◆ Input data ◆

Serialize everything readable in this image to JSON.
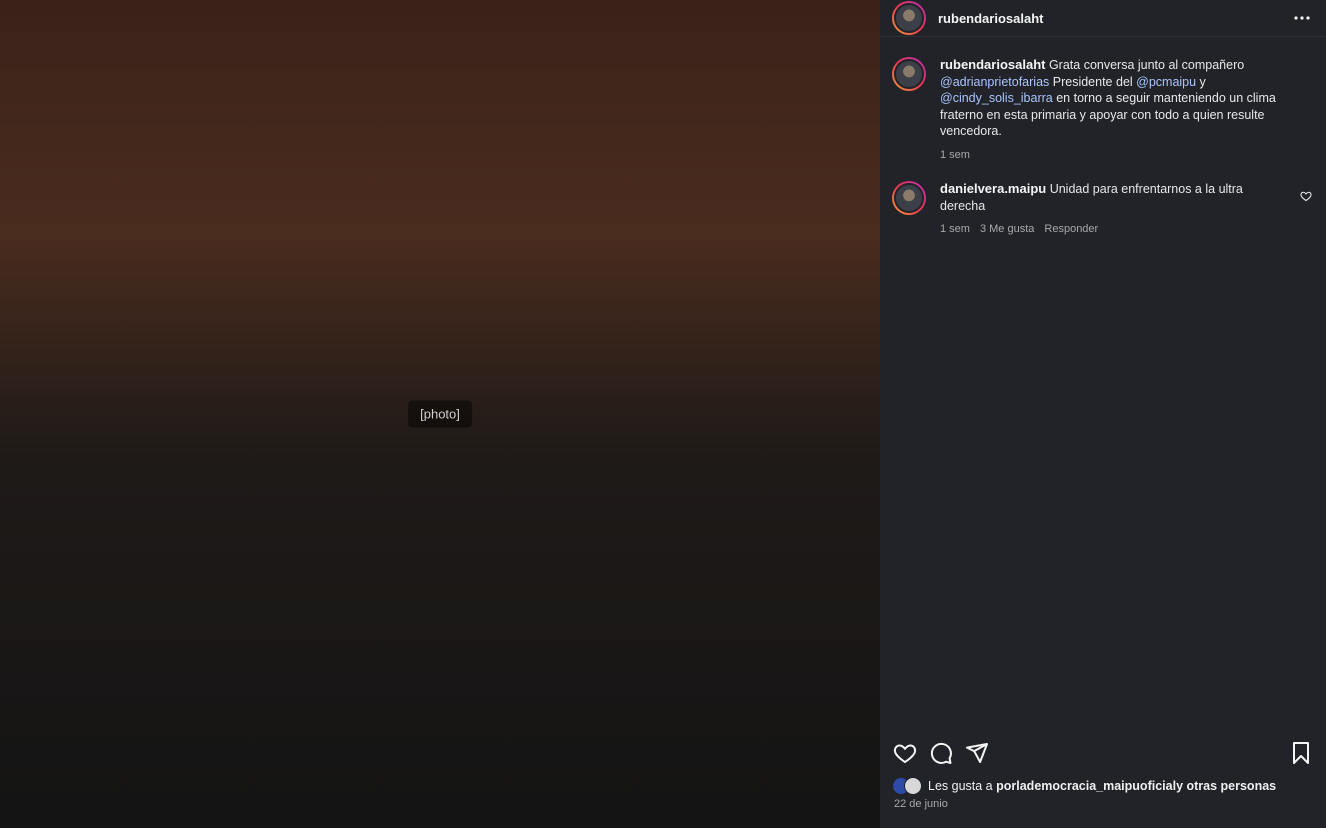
{
  "photo": {
    "caption": "[photo]"
  },
  "post": {
    "author": "rubendariosalaht",
    "more_icon": "more-horizontal-icon"
  },
  "comments": [
    {
      "username": "rubendariosalaht",
      "text_parts": [
        {
          "type": "text",
          "value": "Grata conversa junto al compañero "
        },
        {
          "type": "mention",
          "value": "@adrianprietofarias"
        },
        {
          "type": "text",
          "value": " Presidente del "
        },
        {
          "type": "mention",
          "value": "@pcmaipu"
        },
        {
          "type": "text",
          "value": " y "
        },
        {
          "type": "mention",
          "value": "@cindy_solis_ibarra"
        },
        {
          "type": "text",
          "value": " en torno a seguir manteniendo un clima fraterno en esta primaria y apoyar con todo a quien resulte vencedora."
        }
      ],
      "time": "1 sem"
    },
    {
      "username": "danielvera.maipu",
      "text": "Unidad para enfrentarnos a la ultra derecha",
      "time": "1 sem",
      "likes": "3 Me gusta",
      "reply": "Responder"
    }
  ],
  "actions": {
    "like_icon": "heart-icon",
    "comment_icon": "comment-icon",
    "share_icon": "send-icon",
    "save_icon": "bookmark-icon"
  },
  "likes": {
    "prefix": "Les gusta a ",
    "user": "porlademocracia_maipuoficial",
    "suffix": " y otras personas"
  },
  "date": "22 de junio",
  "colors": {
    "panel_bg": "#212328",
    "mention": "#a9c4ff",
    "muted": "#a8a8a8"
  }
}
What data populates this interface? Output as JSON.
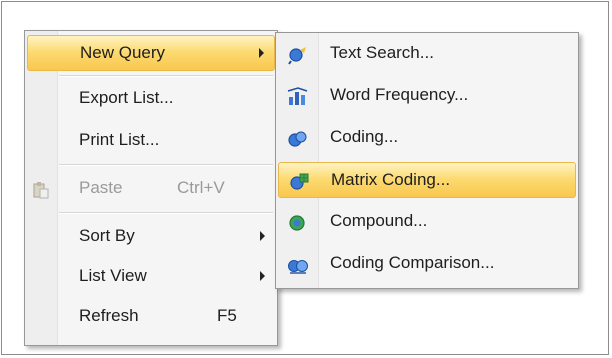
{
  "main_menu": {
    "items": [
      {
        "label": "New Query",
        "highlighted": true,
        "submenu": true
      },
      {
        "label": "Export List..."
      },
      {
        "label": "Print List..."
      },
      {
        "label": "Paste",
        "shortcut": "Ctrl+V",
        "disabled": true,
        "icon": "paste-icon"
      },
      {
        "label": "Sort By",
        "submenu": true
      },
      {
        "label": "List View",
        "submenu": true
      },
      {
        "label": "Refresh",
        "shortcut": "F5"
      }
    ]
  },
  "sub_menu": {
    "items": [
      {
        "label": "Text Search...",
        "icon": "text-search-query-icon"
      },
      {
        "label": "Word Frequency...",
        "icon": "word-frequency-query-icon"
      },
      {
        "label": "Coding...",
        "icon": "coding-query-icon"
      },
      {
        "label": "Matrix Coding...",
        "icon": "matrix-coding-query-icon",
        "highlighted": true
      },
      {
        "label": "Compound...",
        "icon": "compound-query-icon"
      },
      {
        "label": "Coding Comparison...",
        "icon": "coding-comparison-query-icon"
      }
    ]
  },
  "colors": {
    "highlight_top": "#fef3c2",
    "highlight_bottom": "#f9c84f",
    "highlight_border": "#e8b84a",
    "menu_bg": "#f5f5f5",
    "icon_blue": "#2f6fd0",
    "icon_green": "#3fa552"
  }
}
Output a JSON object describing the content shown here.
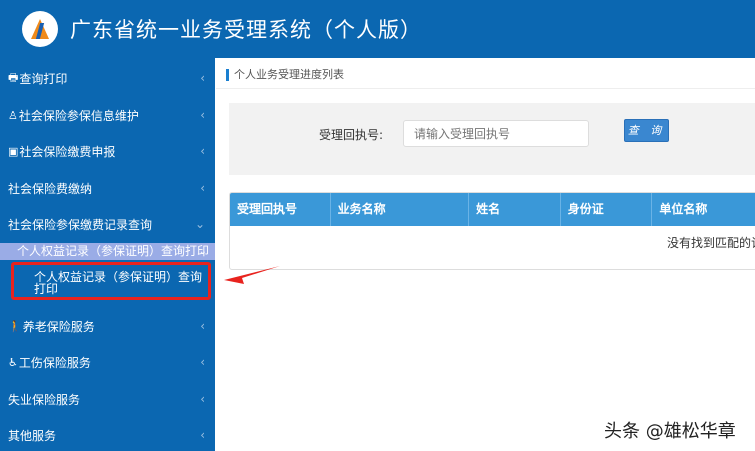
{
  "header": {
    "title": "广东省统一业务受理系统（个人版）"
  },
  "sidebar": {
    "items": [
      {
        "label": "查询打印",
        "icon": "print-icon"
      },
      {
        "label": "社会保险参保信息维护",
        "icon": "user-icon"
      },
      {
        "label": "社会保险缴费申报",
        "icon": "money-icon"
      },
      {
        "label": "社会保险费缴纳"
      },
      {
        "label": "社会保险参保缴费记录查询"
      }
    ],
    "sub_item": "个人权益记录（参保证明）查询打印",
    "leaf_item": "个人权益记录（参保证明）查询打印",
    "items2": [
      {
        "label": "养老保险服务",
        "icon": "elderly-icon"
      },
      {
        "label": "工伤保险服务",
        "icon": "wheelchair-icon"
      },
      {
        "label": "失业保险服务"
      },
      {
        "label": "其他服务"
      }
    ]
  },
  "main": {
    "title": "个人业务受理进度列表",
    "search": {
      "label": "受理回执号:",
      "placeholder": "请输入受理回执号",
      "button": "查 询"
    },
    "table": {
      "columns": [
        "受理回执号",
        "业务名称",
        "姓名",
        "身份证",
        "单位名称"
      ],
      "empty": "没有找到匹配的记"
    }
  },
  "watermark": "头条 @雄松华章",
  "colors": {
    "header": "#0b67b1",
    "highlight": "#e8231e",
    "table_header": "#3a98d8"
  }
}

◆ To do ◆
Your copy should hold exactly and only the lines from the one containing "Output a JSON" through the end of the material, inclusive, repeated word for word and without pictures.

◆ Expected answer ◆
Output a JSON object describing the content shown here.
{
  "header": {
    "title": "广东省统一业务受理系统（个人版）"
  },
  "sidebar": {
    "items": [
      {
        "label": "查询打印",
        "icon": "print-icon"
      },
      {
        "label": "社会保险参保信息维护",
        "icon": "user-icon"
      },
      {
        "label": "社会保险缴费申报",
        "icon": "money-icon"
      },
      {
        "label": "社会保险费缴纳"
      },
      {
        "label": "社会保险参保缴费记录查询"
      }
    ],
    "sub_item": "个人权益记录（参保证明）查询打印",
    "leaf_item": "个人权益记录（参保证明）查询打印",
    "items2": [
      {
        "label": "养老保险服务",
        "icon": "elderly-icon"
      },
      {
        "label": "工伤保险服务",
        "icon": "wheelchair-icon"
      },
      {
        "label": "失业保险服务"
      },
      {
        "label": "其他服务"
      }
    ]
  },
  "main": {
    "title": "个人业务受理进度列表",
    "search": {
      "label": "受理回执号:",
      "placeholder": "请输入受理回执号",
      "button": "查 询"
    },
    "table": {
      "columns": [
        "受理回执号",
        "业务名称",
        "姓名",
        "身份证",
        "单位名称"
      ],
      "empty": "没有找到匹配的记"
    }
  },
  "watermark": "头条 @雄松华章",
  "colors": {
    "header": "#0b67b1",
    "highlight": "#e8231e",
    "table_header": "#3a98d8"
  }
}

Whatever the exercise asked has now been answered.